### Problem requirements
Determine how many lines in the listing below contain "cursisten", then give only that number.

### Materials provided
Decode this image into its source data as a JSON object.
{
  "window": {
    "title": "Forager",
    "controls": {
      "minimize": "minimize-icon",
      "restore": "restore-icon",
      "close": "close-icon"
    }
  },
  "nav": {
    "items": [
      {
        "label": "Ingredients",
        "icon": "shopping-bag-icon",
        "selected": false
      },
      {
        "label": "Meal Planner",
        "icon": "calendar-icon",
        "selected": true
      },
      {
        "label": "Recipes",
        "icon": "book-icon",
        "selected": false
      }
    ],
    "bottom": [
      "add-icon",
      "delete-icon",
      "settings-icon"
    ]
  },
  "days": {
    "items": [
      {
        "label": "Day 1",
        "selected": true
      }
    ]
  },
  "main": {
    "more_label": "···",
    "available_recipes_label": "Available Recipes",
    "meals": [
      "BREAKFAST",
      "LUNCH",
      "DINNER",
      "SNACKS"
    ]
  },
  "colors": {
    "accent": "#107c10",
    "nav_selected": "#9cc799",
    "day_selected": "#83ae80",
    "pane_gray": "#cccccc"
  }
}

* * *

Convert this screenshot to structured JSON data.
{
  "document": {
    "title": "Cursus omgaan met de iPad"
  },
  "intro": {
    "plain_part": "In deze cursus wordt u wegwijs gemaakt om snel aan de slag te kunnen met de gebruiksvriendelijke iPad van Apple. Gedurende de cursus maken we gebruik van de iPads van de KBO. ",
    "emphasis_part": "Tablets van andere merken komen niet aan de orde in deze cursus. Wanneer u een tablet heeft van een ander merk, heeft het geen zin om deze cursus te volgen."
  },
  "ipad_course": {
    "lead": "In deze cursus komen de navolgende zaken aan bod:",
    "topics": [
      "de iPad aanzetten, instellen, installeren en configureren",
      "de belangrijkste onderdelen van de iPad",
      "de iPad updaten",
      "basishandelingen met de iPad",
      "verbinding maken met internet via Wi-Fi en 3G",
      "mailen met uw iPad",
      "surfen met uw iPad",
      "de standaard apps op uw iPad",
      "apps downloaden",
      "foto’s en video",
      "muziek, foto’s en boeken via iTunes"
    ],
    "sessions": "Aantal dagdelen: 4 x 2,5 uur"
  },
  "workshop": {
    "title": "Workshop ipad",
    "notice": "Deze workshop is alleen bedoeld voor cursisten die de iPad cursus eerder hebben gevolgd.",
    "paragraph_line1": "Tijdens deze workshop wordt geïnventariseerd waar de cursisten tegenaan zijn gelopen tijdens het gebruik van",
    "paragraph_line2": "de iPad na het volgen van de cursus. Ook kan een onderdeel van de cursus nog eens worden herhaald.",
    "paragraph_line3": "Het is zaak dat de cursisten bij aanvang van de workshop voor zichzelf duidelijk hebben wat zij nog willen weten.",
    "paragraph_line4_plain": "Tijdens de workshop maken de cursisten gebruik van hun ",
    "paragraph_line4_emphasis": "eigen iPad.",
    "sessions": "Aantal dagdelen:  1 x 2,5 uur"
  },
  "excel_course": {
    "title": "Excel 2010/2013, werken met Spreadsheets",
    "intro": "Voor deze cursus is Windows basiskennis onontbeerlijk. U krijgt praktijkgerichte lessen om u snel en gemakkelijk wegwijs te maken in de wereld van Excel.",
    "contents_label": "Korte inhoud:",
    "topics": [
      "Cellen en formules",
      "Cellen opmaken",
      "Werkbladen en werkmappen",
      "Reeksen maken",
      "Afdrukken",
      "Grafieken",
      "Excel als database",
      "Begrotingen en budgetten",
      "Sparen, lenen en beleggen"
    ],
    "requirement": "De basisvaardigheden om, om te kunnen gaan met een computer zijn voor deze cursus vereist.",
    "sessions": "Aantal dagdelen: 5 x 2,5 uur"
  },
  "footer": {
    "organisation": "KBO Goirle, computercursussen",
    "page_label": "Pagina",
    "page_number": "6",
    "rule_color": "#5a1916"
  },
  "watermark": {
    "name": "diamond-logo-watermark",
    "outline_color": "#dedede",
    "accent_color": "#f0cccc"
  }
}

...

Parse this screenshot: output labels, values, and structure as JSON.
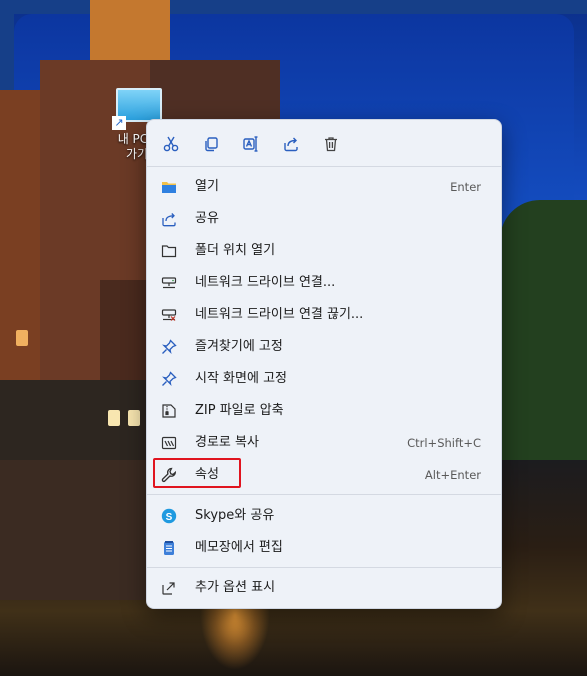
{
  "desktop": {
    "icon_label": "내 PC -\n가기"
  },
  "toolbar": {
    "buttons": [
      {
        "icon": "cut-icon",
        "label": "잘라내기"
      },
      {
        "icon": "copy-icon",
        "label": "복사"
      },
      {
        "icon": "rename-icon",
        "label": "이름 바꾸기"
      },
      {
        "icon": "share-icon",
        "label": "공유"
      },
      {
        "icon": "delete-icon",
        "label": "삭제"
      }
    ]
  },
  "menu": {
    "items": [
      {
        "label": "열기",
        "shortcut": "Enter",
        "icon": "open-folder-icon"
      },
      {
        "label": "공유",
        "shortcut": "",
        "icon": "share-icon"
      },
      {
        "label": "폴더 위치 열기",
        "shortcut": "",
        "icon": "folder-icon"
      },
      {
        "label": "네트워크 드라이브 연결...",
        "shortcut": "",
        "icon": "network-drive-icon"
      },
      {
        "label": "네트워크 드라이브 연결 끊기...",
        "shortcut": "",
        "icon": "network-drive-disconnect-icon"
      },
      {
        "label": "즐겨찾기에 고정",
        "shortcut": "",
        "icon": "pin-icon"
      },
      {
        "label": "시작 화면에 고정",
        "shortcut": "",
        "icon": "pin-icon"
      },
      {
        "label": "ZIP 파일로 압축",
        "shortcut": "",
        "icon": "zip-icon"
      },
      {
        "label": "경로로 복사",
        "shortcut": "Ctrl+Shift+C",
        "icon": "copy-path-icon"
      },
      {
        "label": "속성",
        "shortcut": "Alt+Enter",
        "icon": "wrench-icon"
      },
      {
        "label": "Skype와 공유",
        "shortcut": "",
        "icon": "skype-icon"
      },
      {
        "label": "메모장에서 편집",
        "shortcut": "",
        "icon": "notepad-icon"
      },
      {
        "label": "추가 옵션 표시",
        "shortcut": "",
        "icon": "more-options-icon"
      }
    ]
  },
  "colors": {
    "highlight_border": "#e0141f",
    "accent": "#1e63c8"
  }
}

### Exercise answer
4